Audio Transcript:

Marco Werman: We're gonna take a step back now to consider what these votes in Greece and France might mean for the global economy. Jacob Kirkegaard is a research fellow at the Peterson Institute of International Economics in Washington. So, Jacob, this morning on CNBC, billionaire Warren Buffet said Europe is gonna have a hard time resolving its fiscal problems because of these election results. Do you agree with that?

Jacob Kirkegaard: Yes and no, I mean I think we shouldn't, it's hard to underestimate the challenge that's facing Europe, which is much more than fiscal. It really has to do with the design, a redesign of the entire euro area. But on the other hand, I don't think that these elections, at least not the one in France, is going to prove a particularly complicating event. The issue in Greece is somewhat more complex and there might be some downside there, but by and large I think we shouldn't always sort of dramatize the effects of these elections.

Werman: So what do you think as an economist then? Is it possible say in France for Francois Hollande to restore the social services that Sarkozy dismantled and have growth to occur at the same time?

Kirkegaard: I think in short that Francois Hollande is going to be forced by the sort of general political and economic circumstances in Europe to disappoint a lot of his voters because I do not believe that he'll be able to usher in a new era of growth and austerity in Europe. And with respect to France's own economic challenges, I don't think that he will be able to restore the public services that Nicolas Sarkozy reduced in his term in office because the challenges, the fiscal challenges that France itself faces are simply too great. So the reality is that most of the policies he's gonna have to implement are not gonna be that different, in my opinion, from the policies of his predecessor.

Werman: So your point is that the priority for France, for Greece, for everyone remains getting their economic houses in order, solving Europe's indebtedness. What is at stake for the United States if Europe doesn't do that?

Kirkegaard: Well there's no doubt that if the European, the broader European strategy of having deepening euro area integration combined with fiscal austerity at the member state level, if that fails and we therefore have a potential catastrophic unraveling of the euro area, including a number of sovereign defaults in addition to the one we've already had in Greece, I mean let me just say I don't think this is going to happen, but were it to happen, the effects on the US economy would be very dramatic because such a scenario would lead to an almost instant major financial crisis in Europe. So if the European strategy fails, the dramatic, the impact on the US economy will be dramatic.

Werman: If we are looking at some European leaders on the road to a face-off of some sort with Angela Merkel over austerity, do you think it's gonna make a difference whose side President Obama falls on?

Kirkegaard: Not really. I think this is first and foremost a domestic European policy dispute, if you like. And I think the Obama administration will have relatively limited leverage over any of the players in Europe. And I think the Obama administration will also, as they have done so far, been quite hesitant to inject its self directly into what is an internal European dispute, not least of course because as the year 2012 progresses, we here in the United States become closer and closer to our own fiscal point of fiscal reckoning toward the end of the year.

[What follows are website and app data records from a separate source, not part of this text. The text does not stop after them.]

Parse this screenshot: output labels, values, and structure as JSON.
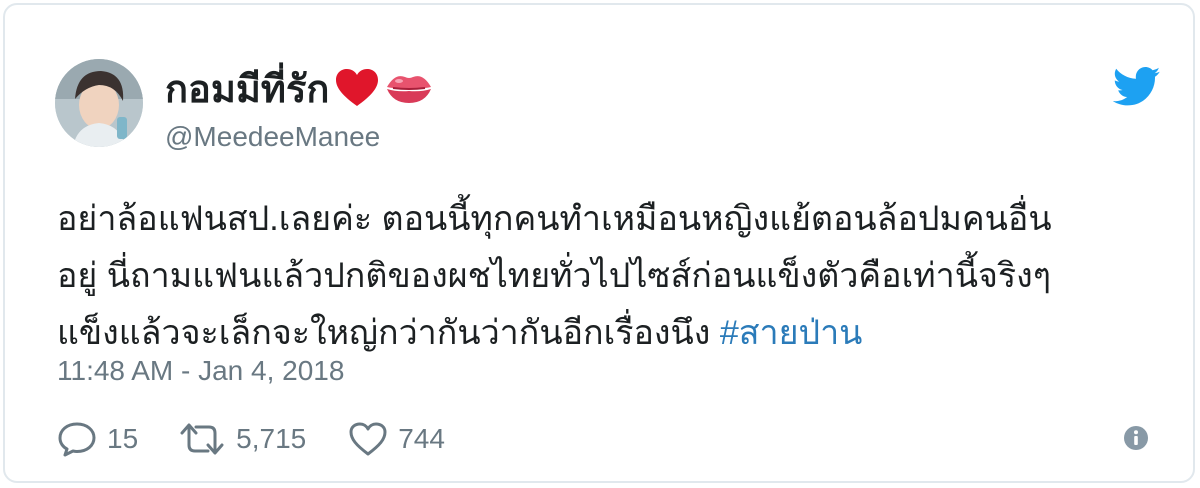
{
  "tweet": {
    "author": {
      "display_name": "กอมมีที่รัก",
      "name_emojis": [
        "heart-icon",
        "kiss-mark-icon"
      ],
      "handle": "@MeedeeManee"
    },
    "text_lines": [
      "อย่าล้อแฟนสป.เลยค่ะ ตอนนี้ทุกคนทำเหมือนหญิงแย้ตอนล้อปมคนอื่น",
      "อยู่ นี่ถามแฟนแล้วปกติของผชไทยทั่วไปไซส์ก่อนแข็งตัวคือเท่านี้จริงๆ",
      "แข็งแล้วจะเล็กจะใหญ่กว่ากันว่ากันอีกเรื่องนึง "
    ],
    "hashtag": "#สายป่าน",
    "timestamp": "11:48 AM - Jan 4, 2018",
    "stats": {
      "replies": "15",
      "retweets": "5,715",
      "likes": "744"
    }
  },
  "colors": {
    "text": "#1c2022",
    "secondary": "#697882",
    "link": "#2b7bb9",
    "twitter_blue": "#1da1f2",
    "heart_red": "#e0162b",
    "border": "#e1e8ed"
  },
  "icons": {
    "brand": "twitter-bird-icon",
    "reply": "reply-bubble-icon",
    "retweet": "retweet-icon",
    "like": "heart-outline-icon",
    "info": "info-icon"
  }
}
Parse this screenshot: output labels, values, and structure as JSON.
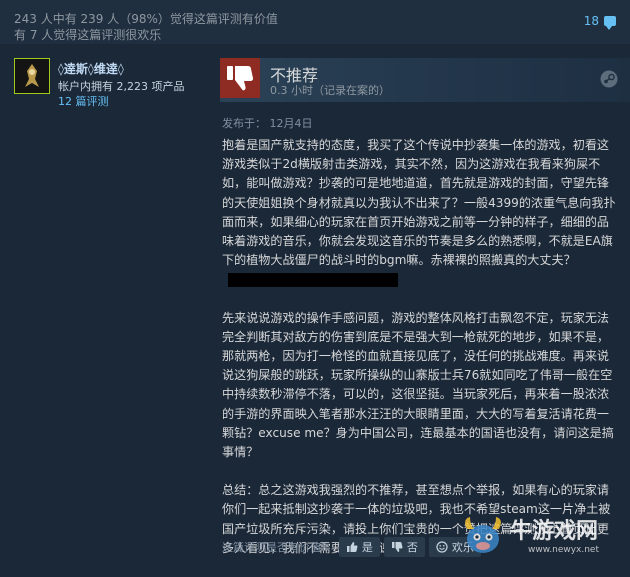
{
  "helpful": {
    "line1": "243 人中有 239 人（98%）觉得这篇评测有价值",
    "line2": "有 7 人觉得这篇评测很欢乐",
    "comment_count": "18"
  },
  "author": {
    "name": "◊逹斯◊维逹◊",
    "products_owned": "帐户内拥有 2,223 项产品",
    "reviews": "12 篇评测"
  },
  "review": {
    "verdict": "不推荐",
    "hours": "0.3 小时（记录在案的）",
    "posted": "发布于：  12月4日",
    "paragraphs": [
      "抱着是国产就支持的态度，我买了这个传说中抄袭集一体的游戏，初看这游戏类似于2d横版射击类游戏，其实不然，因为这游戏在我看来狗屎不如，能叫做游戏？抄袭的可是地地道道，首先就是游戏的封面，守望先锋的天使姐姐换个身材就真以为我认不出来了？一般4399的浓重气息向我扑面而来，如果细心的玩家在首页开始游戏之前等一分钟的样子，细细的品味着游戏的音乐，你就会发现这音乐的节奏是多么的熟悉啊，不就是EA旗下的植物大战僵尸的战斗时的bgm嘛。赤裸裸的照搬真的大丈夫？",
      "先来说说游戏的操作手感问题，游戏的整体风格打击飘忽不定，玩家无法完全判断其对敌方的伤害到底是不是强大到一枪就死的地步，如果不是，那就两枪，因为打一枪怪的血就直接见底了，没任何的挑战难度。再来说说这狗屎般的跳跃，玩家所操纵的山寨版士兵76就如同吃了伟哥一般在空中持续数秒滞停不落，可以的，这很坚挺。当玩家死后，再来着一股浓浓的手游的界面映入笔者那水汪汪的大眼睛里面，大大的写着复活请花费一颗钻？excuse me？身为中国公司，连最基本的国语也没有，请问这是搞事情？",
      "总结：总之这游戏我强烈的不推荐，甚至想点个举报，如果有心的玩家请你们一起来抵制这抄袭于一体的垃圾吧，我也不希望steam这一片净土被国产垃圾所充斥污染，请投上你们宝贵的一个赞把这篇评测顶上首页让更多人看见，我们不需要垃圾，谢谢！！！"
    ]
  },
  "footer": {
    "question": "这篇评测是否有价值?",
    "yes": "是",
    "no": "否",
    "funny": "欢乐"
  },
  "watermark": {
    "title": "牛游戏网",
    "url": "www.newyx.net"
  },
  "colors": {
    "background": "#1b2838",
    "link": "#66c0f4",
    "thumb_down": "#8e2b22"
  }
}
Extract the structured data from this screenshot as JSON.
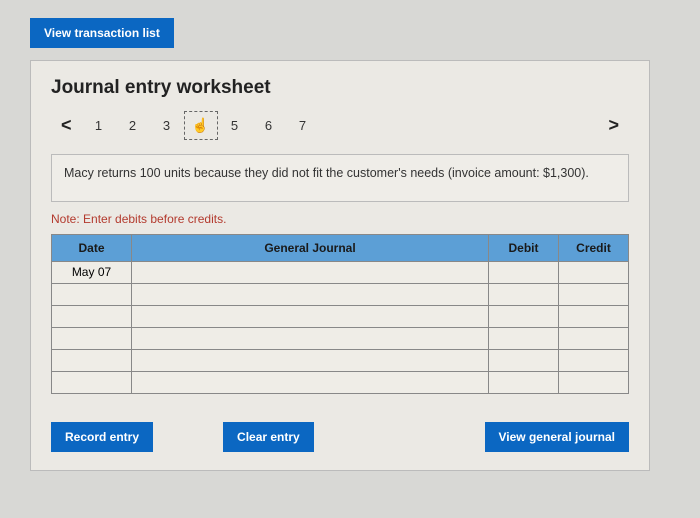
{
  "top_button": "View transaction list",
  "title": "Journal entry worksheet",
  "pager": {
    "prev": "<",
    "next": ">",
    "pages": [
      "1",
      "2",
      "3",
      "",
      "5",
      "6",
      "7"
    ],
    "active_index": 3
  },
  "description": "Macy returns 100 units because they did not fit the customer's needs (invoice amount: $1,300).",
  "note": "Note: Enter debits before credits.",
  "table": {
    "headers": {
      "date": "Date",
      "gj": "General Journal",
      "debit": "Debit",
      "credit": "Credit"
    },
    "date_value": "May 07",
    "blank_rows": 5
  },
  "buttons": {
    "record": "Record entry",
    "clear": "Clear entry",
    "view": "View general journal"
  }
}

Werman: Jacob, would you take a bet on how all of this European economic stuff may affect the election campaign here or is it just not black and white enough for sound bites?

Kirkegaard: No, I would take a bet that the effects of the European crisis on the US election and the US economy, I should say the effect on the US economy and therefore on the election, will be much smaller than we saw in both 2010 and 2011 where obviously the negative spillovers from the European, an accelerating European crisis, had a significant negative impact on the US economy. I don't think that there's going to be that many negative surprises from Europe this year, and therefore I think the impact on the US election is gonna be relatively limited.

Werman: Jacob Kirkegaard at the Peterson Institute in Washington, thank you very much.

Kirkegaard: My pleasure.